Millennials have almost no chance of being able to afford a house. This is what can be done

Tray Ling

Landing a house. This has been my life for the past few months in Austin, Texas. Before work at 7 a.m., I check new listings that may have come on the market. “Check on Thursdays,” real estate agents say. “That is when the best realtors will post. The house will […]

Landing a house.

This has been my life for the past few months in Austin, Texas. Before work at 7 a.m., I check new listings that may have come on the market. “Check on Thursdays,” real estate agents say. “That is when the best realtors will post. The house will be up for the weekend and gone by Sunday evening.”

They are right. I look at a house one day, and the next day a little red icon says “pending.” Some say “contingent,” which I had to Google. In short, I’m toast. The current real estate market is absolutely bonkers, and it is time that the federal government make moves to increase affordable housing.

That’s tough for me to hear. I’ve scrimped and saved for years, working for AmeriCorps for $1,000 a month and doing everything I could to build up my credit score and savings account so I could buy a house. But with inventory so low, it barely seems possible.

My research — including talking to people my age — shows that millennials, are getting shut out of the housing market in large, ever-growing cities. Nearly 70% of millennials, according to a 2019 study from the rental platform Apartment List, say they cannot afford a house due to rising prices, and a recent study by the Federal Reserve Bank of St. Louis Center for Household Financial Stability found that millennials have almost 35% less wealth than would have been predicted from the experience of earlier generations at the same ages.
Most millennials are renters, and nearly half of people 18 to 34 are rent-burdened — meaning 30% or more of their income goes to rent.
A recent Unison report showed that nationwide it takes nearly 15 years to save up for a 20% down payment on a median-priced home if you have a median income. In Los Angeles, someone must save for 43 years; in New York City and Miami, it’s 36 years; and San Diego, 31.
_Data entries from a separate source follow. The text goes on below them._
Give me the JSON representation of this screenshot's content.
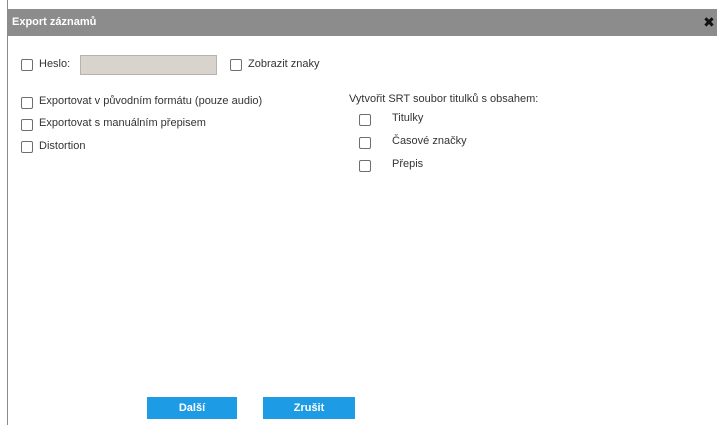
{
  "dialog": {
    "title": "Export záznamů",
    "close_icon": "close-icon",
    "close_glyph": "✖"
  },
  "password": {
    "label": "Heslo:",
    "value": "",
    "show_chars_label": "Zobrazit znaky"
  },
  "options": [
    {
      "label": "Exportovat v původním formátu (pouze audio)",
      "checked": false
    },
    {
      "label": "Exportovat s manuálním přepisem",
      "checked": false
    },
    {
      "label": "Distortion",
      "checked": false
    }
  ],
  "srt": {
    "heading": "Vytvořit SRT soubor titulků s obsahem:",
    "items": [
      {
        "label": "Titulky",
        "checked": false
      },
      {
        "label": "Časové značky",
        "checked": false
      },
      {
        "label": "Přepis",
        "checked": false
      }
    ]
  },
  "buttons": {
    "next_label": "Další",
    "cancel_label": "Zrušit"
  },
  "colors": {
    "titlebar": "#8c8c8c",
    "button": "#1e9be5",
    "input_bg": "#d8d3cd"
  }
}
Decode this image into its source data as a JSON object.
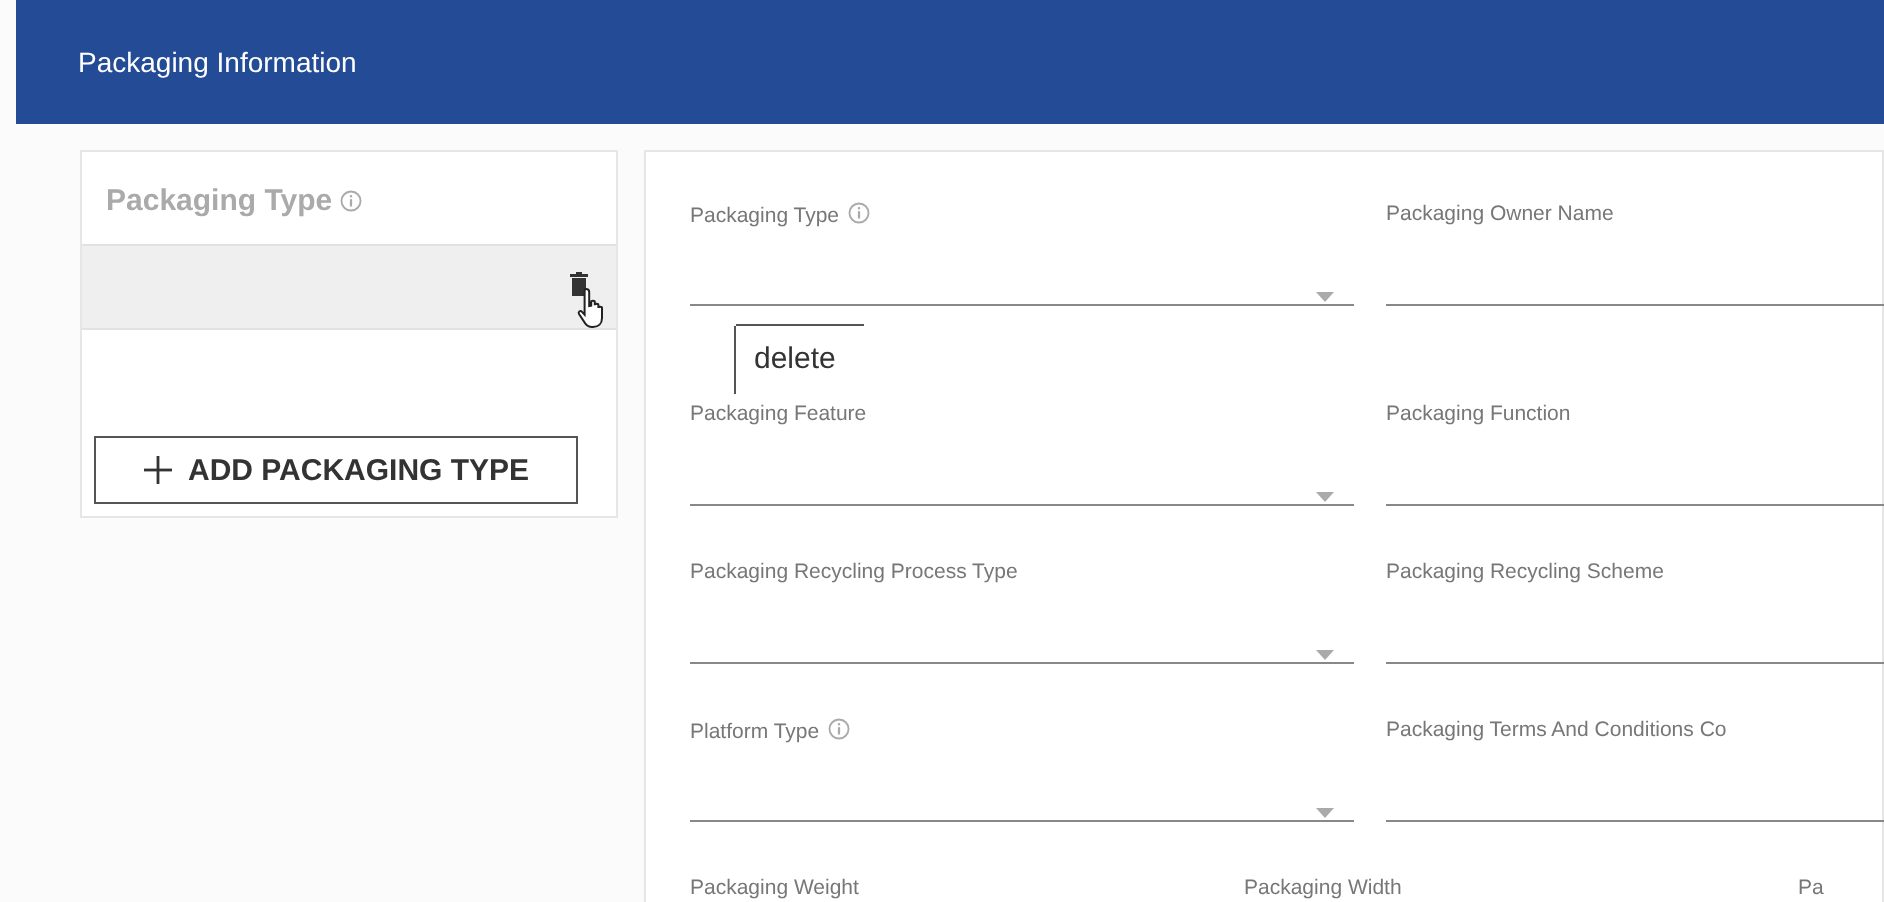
{
  "header": {
    "title": "Packaging Information"
  },
  "left_panel": {
    "title": "Packaging Type",
    "info": true,
    "items": [
      {
        "selected": true,
        "hovered": true
      }
    ],
    "tooltip": "delete",
    "add_button": "ADD PACKAGING TYPE"
  },
  "form": {
    "rows": [
      [
        {
          "label": "Packaging Type",
          "info": true,
          "kind": "select"
        },
        {
          "label": "Packaging Owner Name",
          "kind": "text"
        }
      ],
      [
        {
          "label": "Packaging Feature",
          "kind": "select"
        },
        {
          "label": "Packaging Function",
          "kind": "text"
        }
      ],
      [
        {
          "label": "Packaging Recycling Process Type",
          "kind": "select"
        },
        {
          "label": "Packaging Recycling Scheme",
          "kind": "text"
        }
      ],
      [
        {
          "label": "Platform Type",
          "info": true,
          "kind": "select"
        },
        {
          "label": "Packaging Terms And Conditions Co",
          "kind": "text"
        }
      ],
      [
        {
          "label": "Packaging Weight"
        },
        {
          "label": "Packaging Width"
        },
        {
          "label": "Pa"
        }
      ]
    ]
  }
}
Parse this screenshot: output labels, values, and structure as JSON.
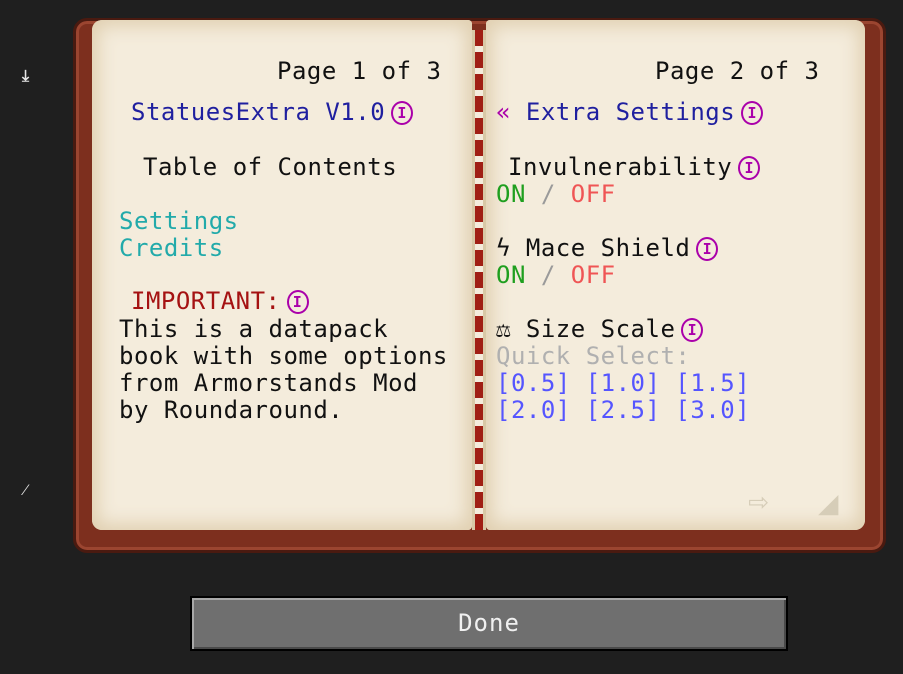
{
  "left_page": {
    "page_number": "Page 1 of 3",
    "title": "StatuesExtra V1.0",
    "info_badge": "I",
    "toc_heading": "Table of Contents",
    "toc_items": [
      "Settings",
      "Credits"
    ],
    "important_label": "IMPORTANT:",
    "important_lines": [
      "This is a datapack",
      "book with some options",
      "from Armorstands Mod",
      "by Roundaround."
    ]
  },
  "right_page": {
    "page_number": "Page 2 of 3",
    "back_arrow": "«",
    "title": "Extra Settings",
    "settings": [
      {
        "icon": "",
        "label": "Invulnerability",
        "on": "ON",
        "sep": "/",
        "off": "OFF"
      },
      {
        "icon": "ϟ",
        "label": "Mace Shield",
        "on": "ON",
        "sep": "/",
        "off": "OFF"
      }
    ],
    "size_scale": {
      "icon": "⚖",
      "label": "Size Scale",
      "quick_select": "Quick Select:",
      "row1": [
        "[0.5]",
        "[1.0]",
        "[1.5]"
      ],
      "row2": [
        "[2.0]",
        "[2.5]",
        "[3.0]"
      ]
    }
  },
  "done_button": "Done",
  "colors": {
    "page": "#f4ecdc",
    "cover": "#7d2f1e",
    "link_blue": "#5555ff",
    "info_purple": "#aa00aa"
  }
}
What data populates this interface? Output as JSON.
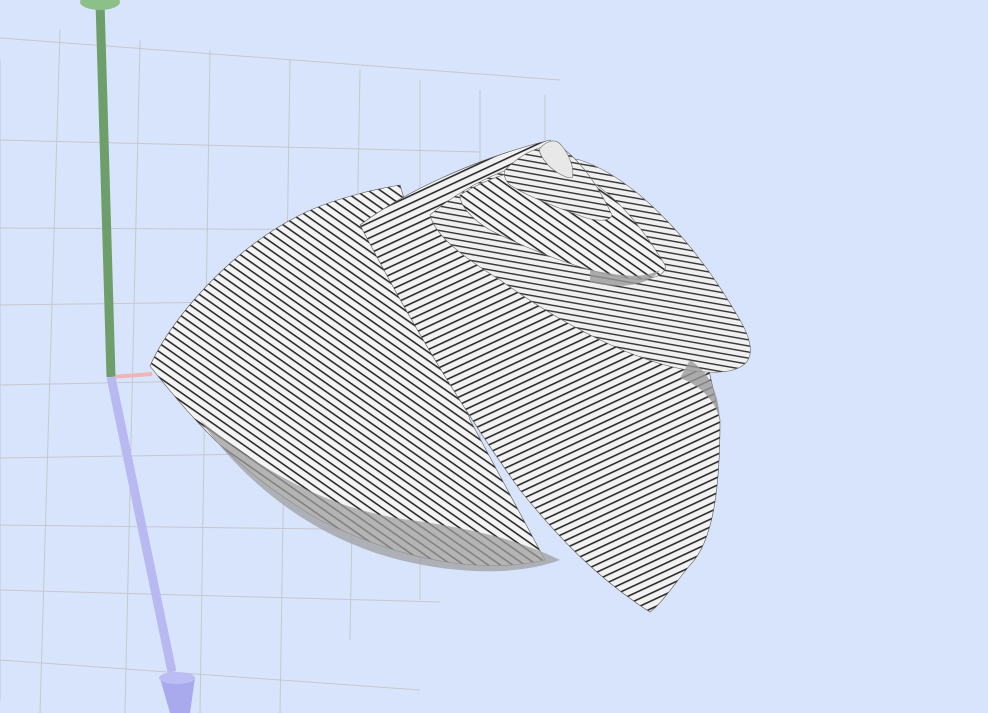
{
  "viewport": {
    "background_color": "#d8e4fb",
    "grid_color": "#c4c8cf",
    "grid_visible": true
  },
  "axes": {
    "x_axis_color": "#f0b6b6",
    "y_axis_color": "#6e9e6a",
    "z_axis_color": "#b9b9f2",
    "x_axis_icon": "x-axis-arrow-icon",
    "y_axis_icon": "y-axis-arrow-icon",
    "z_axis_icon": "z-axis-arrow-icon"
  },
  "model": {
    "shape": "spiral-shell-voxel-surface",
    "surface_color": "#f4f4f4",
    "stripe_color": "#222222",
    "shadow_color": "#9a9a9a"
  }
}
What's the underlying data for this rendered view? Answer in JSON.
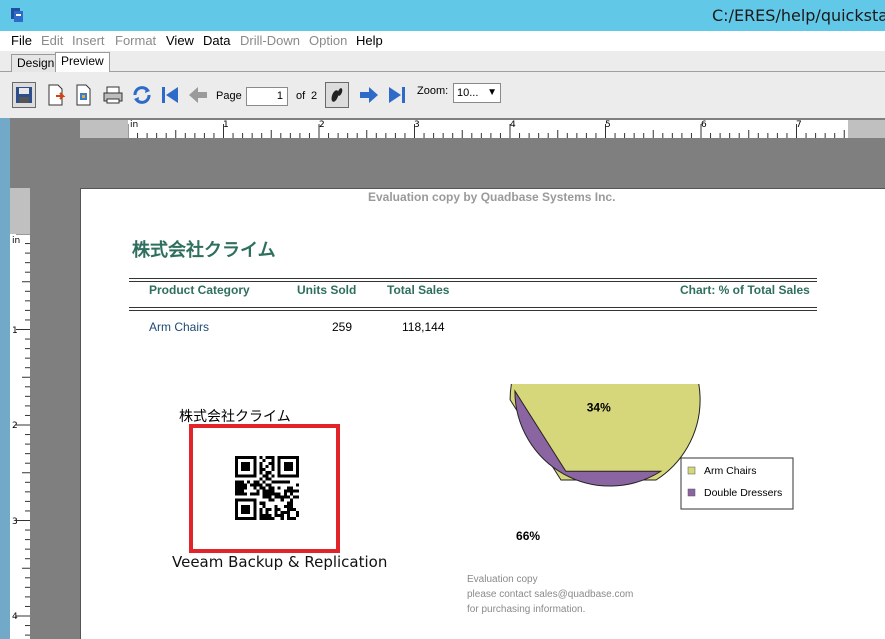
{
  "window": {
    "title": "C:/ERES/help/quickstar"
  },
  "menu": [
    {
      "label": "File",
      "enabled": true
    },
    {
      "label": "Edit",
      "enabled": false
    },
    {
      "label": "Insert",
      "enabled": false
    },
    {
      "label": "Format",
      "enabled": false
    },
    {
      "label": "View",
      "enabled": true
    },
    {
      "label": "Data",
      "enabled": true
    },
    {
      "label": "Drill-Down",
      "enabled": false
    },
    {
      "label": "Option",
      "enabled": false
    },
    {
      "label": "Help",
      "enabled": true
    }
  ],
  "tabs": {
    "design": "Design",
    "preview": "Preview"
  },
  "toolbar": {
    "page_label": "Page",
    "page_value": "1",
    "of_label": "of",
    "page_total": "2",
    "zoom_label": "Zoom:",
    "zoom_value": "10..."
  },
  "ruler": {
    "h_unit": "in",
    "h_marks": [
      "1",
      "2",
      "3",
      "4",
      "5",
      "6",
      "7"
    ],
    "v_unit": "in",
    "v_marks": [
      "1",
      "2",
      "3",
      "4"
    ]
  },
  "report": {
    "watermark": "Evaluation copy by Quadbase Systems Inc.",
    "company": "株式会社クライム",
    "headers": {
      "category": "Product Category",
      "units": "Units Sold",
      "sales": "Total Sales",
      "chart": "Chart: % of Total Sales"
    },
    "rows": [
      {
        "category": "Arm Chairs",
        "units": "259",
        "sales": "118,144"
      }
    ],
    "qr_caption": "株式会社クライム",
    "qr_subtitle": "Veeam Backup & Replication",
    "eval_note": [
      "Evaluation copy",
      "please contact sales@quadbase.com",
      "for purchasing information."
    ]
  },
  "chart_data": {
    "type": "pie",
    "categories": [
      "Arm Chairs",
      "Double Dressers"
    ],
    "values": [
      66,
      34
    ],
    "labels": [
      "66%",
      "34%"
    ],
    "colors": [
      "#d6d67a",
      "#8b64a2"
    ],
    "legend": "right"
  },
  "colors": {
    "titlebar": "#62c8e8",
    "report_heading": "#2e6f5e",
    "highlight_box": "#e3232a"
  }
}
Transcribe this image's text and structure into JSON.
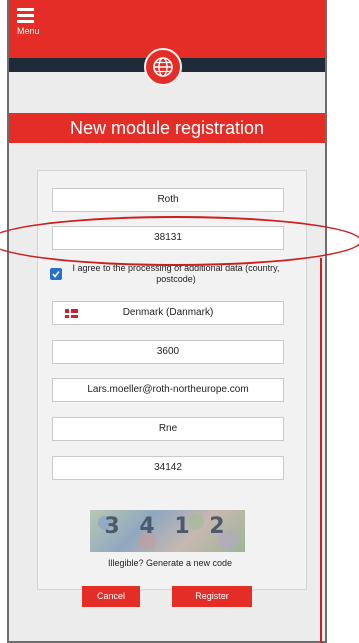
{
  "header": {
    "menu_label": "Menu"
  },
  "page": {
    "title": "New module registration"
  },
  "form": {
    "company": "Roth",
    "number": "38131",
    "consent_text": "I agree to the processing of additional data (country, postcode)",
    "consent_checked": true,
    "country": "Denmark (Danmark)",
    "postcode": "3600",
    "email": "Lars.moeller@roth-northeurope.com",
    "name": "Rne",
    "code": "34142"
  },
  "captcha": {
    "regen_text": "Illegible? Generate a new code"
  },
  "buttons": {
    "cancel_label": "Cancel",
    "register_label": "Register"
  },
  "colors": {
    "brand_red": "#e52d27",
    "dark_band": "#1f2b38",
    "checkbox_blue": "#2670c9",
    "annotation_red": "#cc1f1f"
  },
  "icons": {
    "menu": "hamburger-icon",
    "logo": "globe-icon",
    "flag": "denmark-flag-icon",
    "check": "check-icon"
  }
}
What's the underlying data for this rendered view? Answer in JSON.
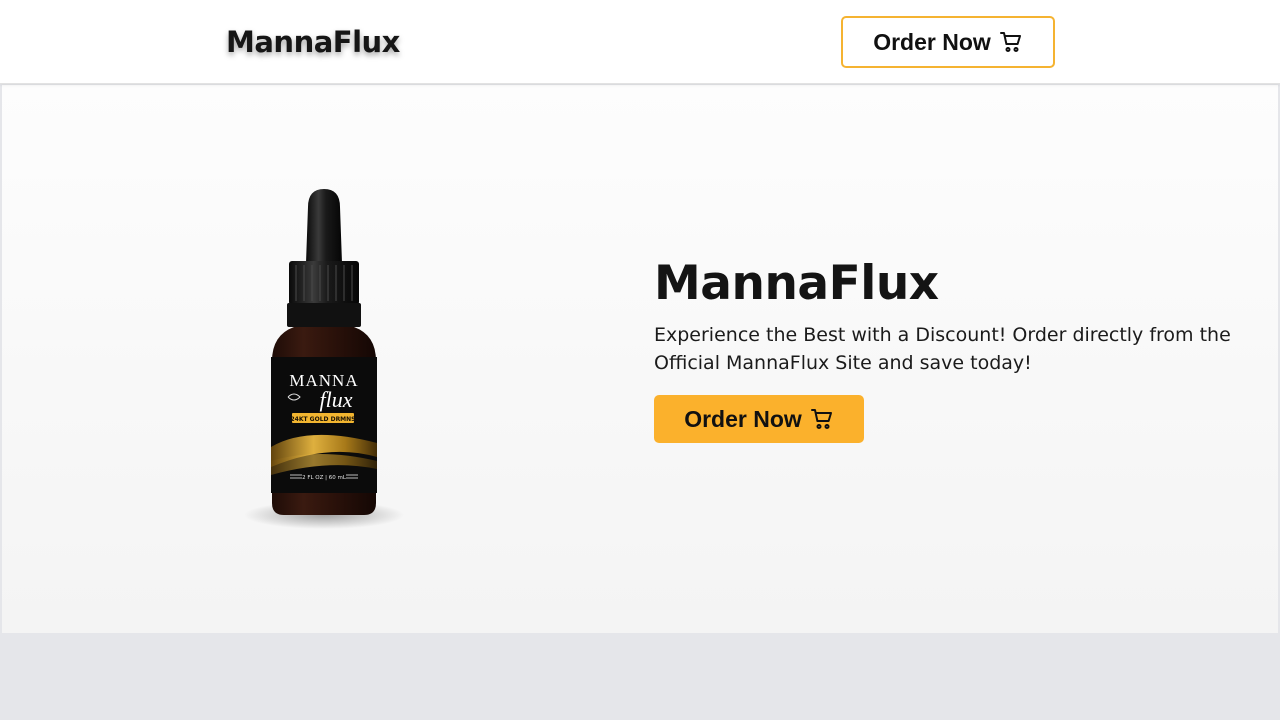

Basically, at 26 at my median-income job, I’ll be 69 when I have enough money for a down payment in LA, or, I could head for San Diego when I’m 57.

Yikes.

That is not OK. We, as a country, need to find a way to allow young people a slice of the pie, an opportunity to grow their wealth and invest in something that is important for their future. The thought of letting young people reach middle to old age without an important stake in the economy is scary to think about.

We know that one of the best methods for building and sustaining wealth, especially intergenerational wealth, is home ownership. For low and middle-income people, nearly 50% of their net worth is attained from the equity in their homes.

But, if we can’t even get the house, that is not possible.

It is past time that the federal government — which has largely avoided this discussion — step in. There was a comprehensive affordable housing plan at the start of 2018 from Massachusetts Sen. Elizabeth Warren proposing the construction of three million new housing units, a down-payment assistance program, and limits on investor purchases of single-family homes.
These are the type of policies we need. The center point of the plan is the American Housing and Economic Mobility Act, which would’ve invested about $500 billion over 10 years to build and preserve units for lower-income buyers. This was one of the most aggressive housing plans we’ve seen nationally, and something that truly could work.
The bill was reintroduced in the Senate in March of 2019, read twice, and is sitting with the Committee on Finance. The bill should be reintroduced and passed along with others that would increase affordable housing and provide more opportunity for potential homebuyers. Our younger generation needs more affordable housing.
The pandemic has impacted millennials especially hard. Having already lived through the Great Recession of 2008 — suffering with high unemployment and high debt — they are living through a second economic disaster amid the Covid-19 pandemic.

Bouncing back from this financial insecurity includes the chance to have a piece of the American dream — to own a home.

Next Post

West Palm Beach Fisher House helps veteran's family as child gets surgery

WEST PALM BEACH, Fla. — Our military service members have pushed through this pandemic while their families push through tough times at home. One Florida family has dealt with the uncertainty of their son’s health issues in these uncertain times. The West Palm Beach Fisher House has been a key […]